  16. ^ "An Open Letter in response to the World Development Report 2015". Retrieved 23 March 2015. 
  17. ^ a b Sigler, R; Mahmoudi, L; Graham JP. (2015). "Analysis of behavioral change techniques in community-led total sanitation programs". Health Promot Int. 30 (1): 16–28. doi:10.1093/heapro/dau073. 
  18. ^ Pickering, Amy J; Djebbari, Habiba; Lopez, Carolina; Coulibaly, Massa; Alzua, Maria Laura. "Effect of a community-led sanitation intervention on child diarrhoea and child growth in rural Mali: a cluster-randomised controlled trial". The Lancet Global Health. 3 (11): e701–e711. doi:10.1016/s2214-109x(15)00144-8. 
  19. ^ Engel, S; Susilo, A (2014). "Shaming and Sanitation in Indonesia: A Return to Colonial Public Health Practices?". Development and Change. 45 (1): 157–178. doi:10.1111/dech.12075. 
  20. ^ Bartram, J; Charles, K; Evans, B; O'Hanlon, L; Pedley, S (2012). "Commentary on community-led total sanitation and human rights: Should the right to community-wide health be won at the cost of individual rights?". Journal of Water and Health. 10 (4): 499–503. doi:10.2166/wh.2012.205. 
  21. ^ Time to Acknowledge the Dirty Truth Behind Community-led Sanitation by Liz Chatterjee in the Guardian
  22. ^ a b Musembi and Musyoki (2016). "CLTS and the Right to Sanitation, Frontiers of CLTS issue 8" (PDF). Brighton: IDS. 
  23. ^ Black, M. and B. Fawcett (2008) The Last Taboo: Opening the Door on the Global Sanitation Crisis. London: Earthscan
  24. ^ Mara, D; Lane, J; Scott, BA; Trouba, D (2010). "Sanitation and Health". PLOS Medicine. 7 (11): e1000363. doi:10.1371/journal.pmed.1000363. 
  25. ^ a b Tyndale-Biscoe, P, Bond, M, Kidd, R (2013) ODF Sustainability Study, Plan Australia
  26. ^ a b "The CLTS approach". Community-Led Total Sanitation. 2011. Retrieved 12 March 2015. 
  27. ^ Ahmed, SA (2008) "Community Led Total Sanitation in Bangladesh:Chronicles of a People’s Movement" Archived 27 February 2015 at the Wayback Machine. IDS Conference paper Accessed 2015-02-27

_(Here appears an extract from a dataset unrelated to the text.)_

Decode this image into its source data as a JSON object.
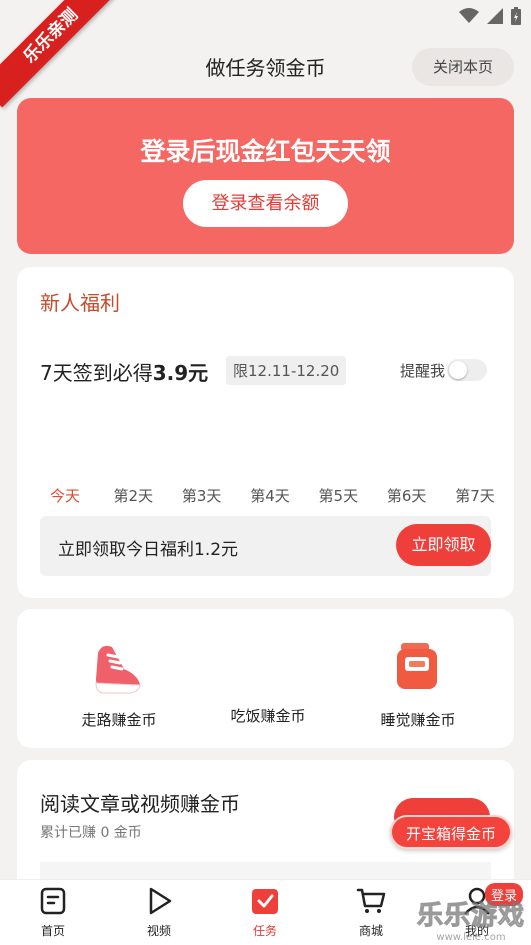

  28. ^ UNICEF (2008). "Field Notes: UNICEF Policy and Programming in Practice" (PDF). UNICEF. Retrieved 12 March 2015. 
  29. ^ "PHWash | PhaTS". www.phwashresources.com. Retrieved 2017-03-09. 
  30. ^ https://www.theguardian.com/global-development/poverty-matters/2011/may/30/mdg-sanitation-offtrack-but-community-led-approach-is-working by Robert Chambers Accessed 2015-02-27
  31. ^ 'Beyond Subsidies - Triggering a Revolution in Rural Sanitation' Institute of Development Studies (IDS) In Focus Policy Brief 10 July 2009.
  32. ^ WEPA (2013) Community-based Sanitation lessons learned from Sanimas Programme in Indonesia Accessed 2015-03-04
  33. ^ WaterAid (2011) Revitalising Community-led Total Sanitation: A process guide. Accessed 2015-03-04
  34. ^ Plan USA and The Water Institute at UNC (2014) Testing CLTS Approaches for Scalability Accessed 2015-03-04
  35. ^ UNICEF (2009) Field notes: UNICEF Policy and Programming in Practice - Community Approaches to Total Sanitation Accessed 2015-03-04

External links[edit]